“Of all the agencies that could translate their documents into other languages, that would be them, but they don’t,” he said. “And the forms are confusing.”

Citizenship and Immigration Services said they were making efforts to support immigrants to Maui after the fires, including distributing flyers in multiple languages ​​to promote a free legal clinic.

About 59% of Filipinos in Hawaii do not speak English at home. Community groups led the charge by having the materials translated into Spanish and Tagalog. Others also helped recruit translators for Ilocano, another language particularly common among Lahaina immigrants, spoken in the Ilocos region of the Philippines, where men were traditionally recruited to work on Hawaii’s plantations. .

Filipinos in Lahaina say they have been neglected in wildfire response
Joey Macadangdang, left, chef and owner of Joey’s Kitchen, and Israel Valentine wave goodbye after handing out hundreds of free dinner meals for the 13th night in a row in Napili, West Maui, August 20. Joey’s Kitchen, a Hawaiian-Filipino fusion restaurant, handed out free meals daily and initially served as a refuge for displaced employees after windswept wildfires destroyed most of Lahaina. Tamir Kalifa/The Washington Post via Getty Images

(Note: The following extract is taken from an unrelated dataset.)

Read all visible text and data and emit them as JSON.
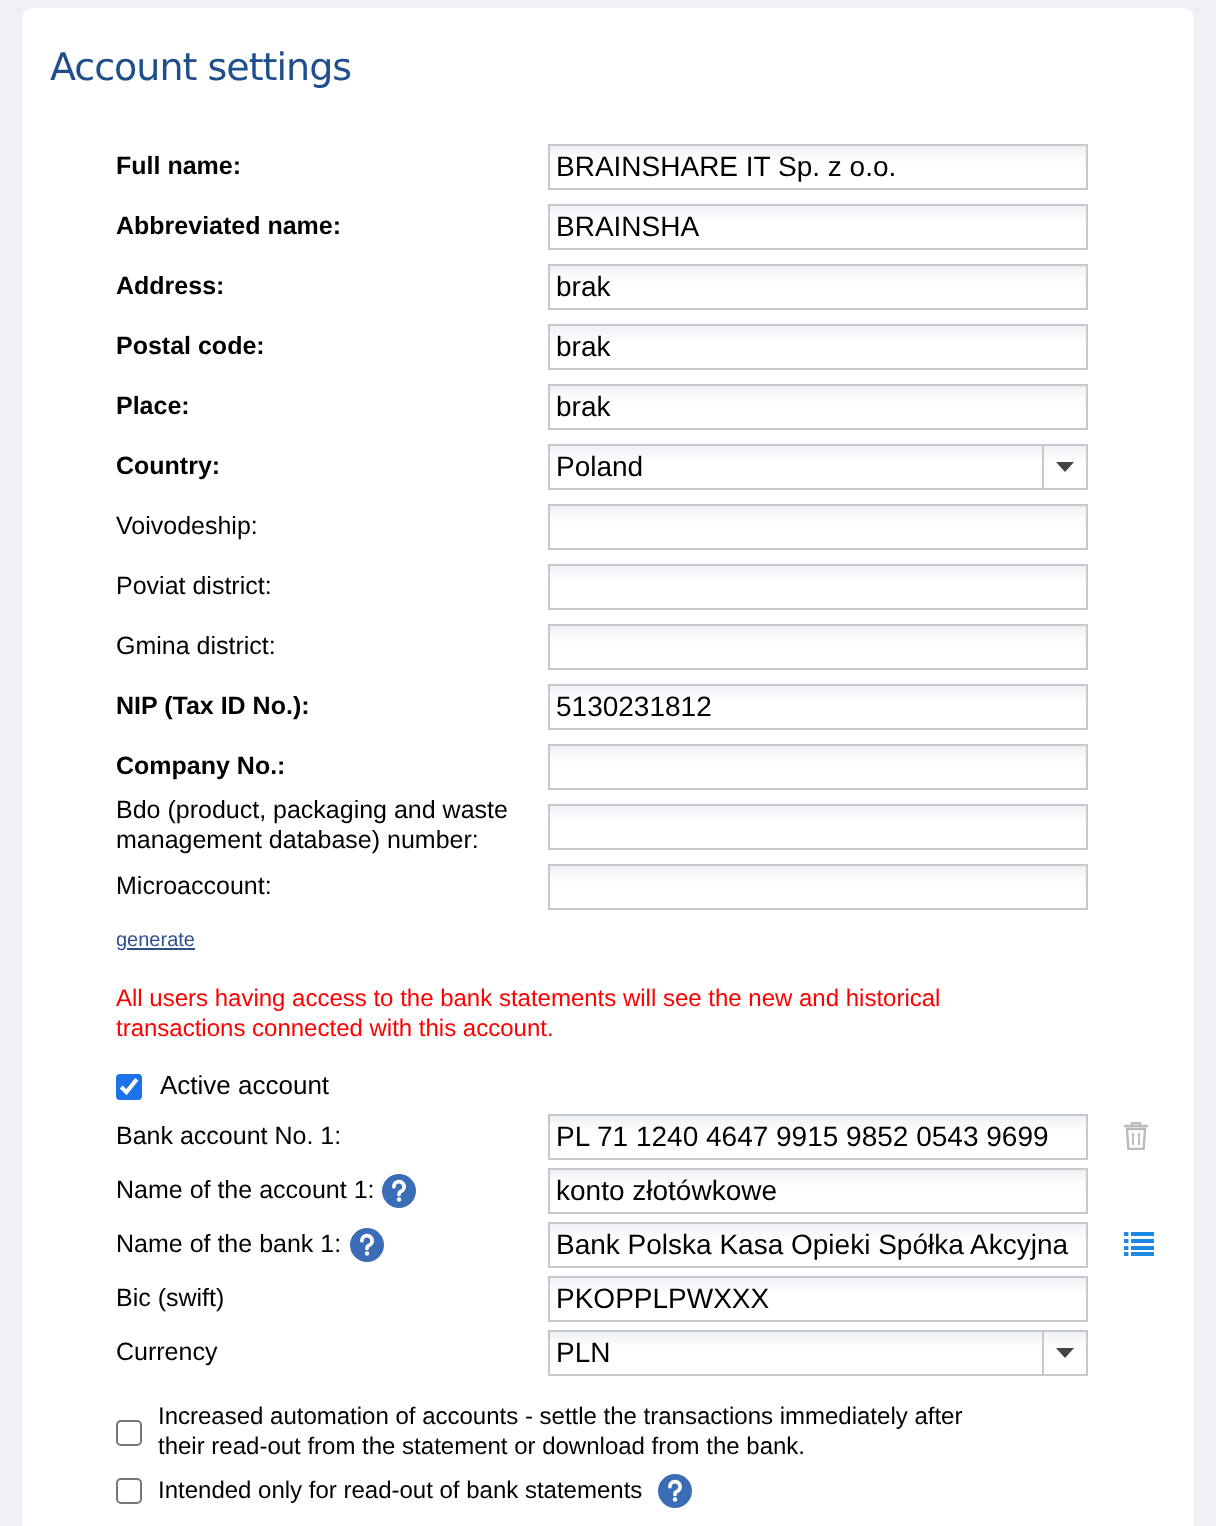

While some struggle to navigate decentralized aid sources, Jabola-Carolus said, many other undocumented people actively avoid government aid. She said many have a deep distrust of federal and state agencies, while others also fear endangering their lives in Hawaii or those of loved ones who are also undocumented. The Federal Emergency Management Agency, Jabola-Carolus added, is a sister agency to Immigration and Customs Enforcement, both under the Department of Homeland Security.

“You can’t expect people to suddenly believe that their hunter is their helper. … You can’t expect them to believe that the government trying to eliminate and deport them is now a source of refuge,” Jabola-Carolus said. “There are Filipino victims of the fires who are actively trying to hide from rescuers. »

Neither Immigration and Customs Enforcement nor the Department of Homeland Security responded to requests for comment. But the FEMA spokesperson told NBC News that, regardless of immigration status, “every survivor of a disaster is eligible for federal emergency in-kind, short-term, non-monetary” and that non-citizens will not be expelled.

Regardless of people’s status, distrust is common, Block said, and it makes them less likely to seek help. With organizations like FEMA requesting DNA samples, anxiety has grown.

Cathy Betts, director of the state’s Department of Social Services, who also traveled there with her mother to translate for Filipino immigrants, said the impact of the fire on the tourism industry has made many Filipino immigrants worried about the resettlement process.

Filipinos in Lahaina say they have been neglected in wildfire response
Debbie Arellano with her husband, Brandon, and their son, Bayani. The family is displaced by the fires in Lahaina, along with many other Filipinos in the area. Courtesy of Debbie Arellano

Recovering from the fires can seem like an uphill battle for many families, Betts said. But she said she saw a need for “cultural navigators” on the ground who could help demystify the different forms of aid, build trust with community members and help those in the tourism sector and in the beyond to get help if they need it.

“Their tourism industry is going to be devastated. … In the months to come, their economy will be decried and they will have to find other jobs. So it was very clear to me that people were starting to panic,” she said.

In some cases, Betts said, she encountered Filipino hospitality workers who continued to commute to their jobs at hotels daily, despite being relocated, eager to see visitors contribute to the economy.

“If people are busy at work, God bless them, but if they need resources to help them or to have some respite, that has to be there too,” Betts said.

Experts say an effective recovery will require ensuring that the Filipino community is an integral part of decision-making efforts.

“In reality, we are invisible,” Jabola-Carolus said. “If Filipinos aren’t at the table, arm in arm with Native Hawaiians, then none of this is guaranteed to truly heal the community.”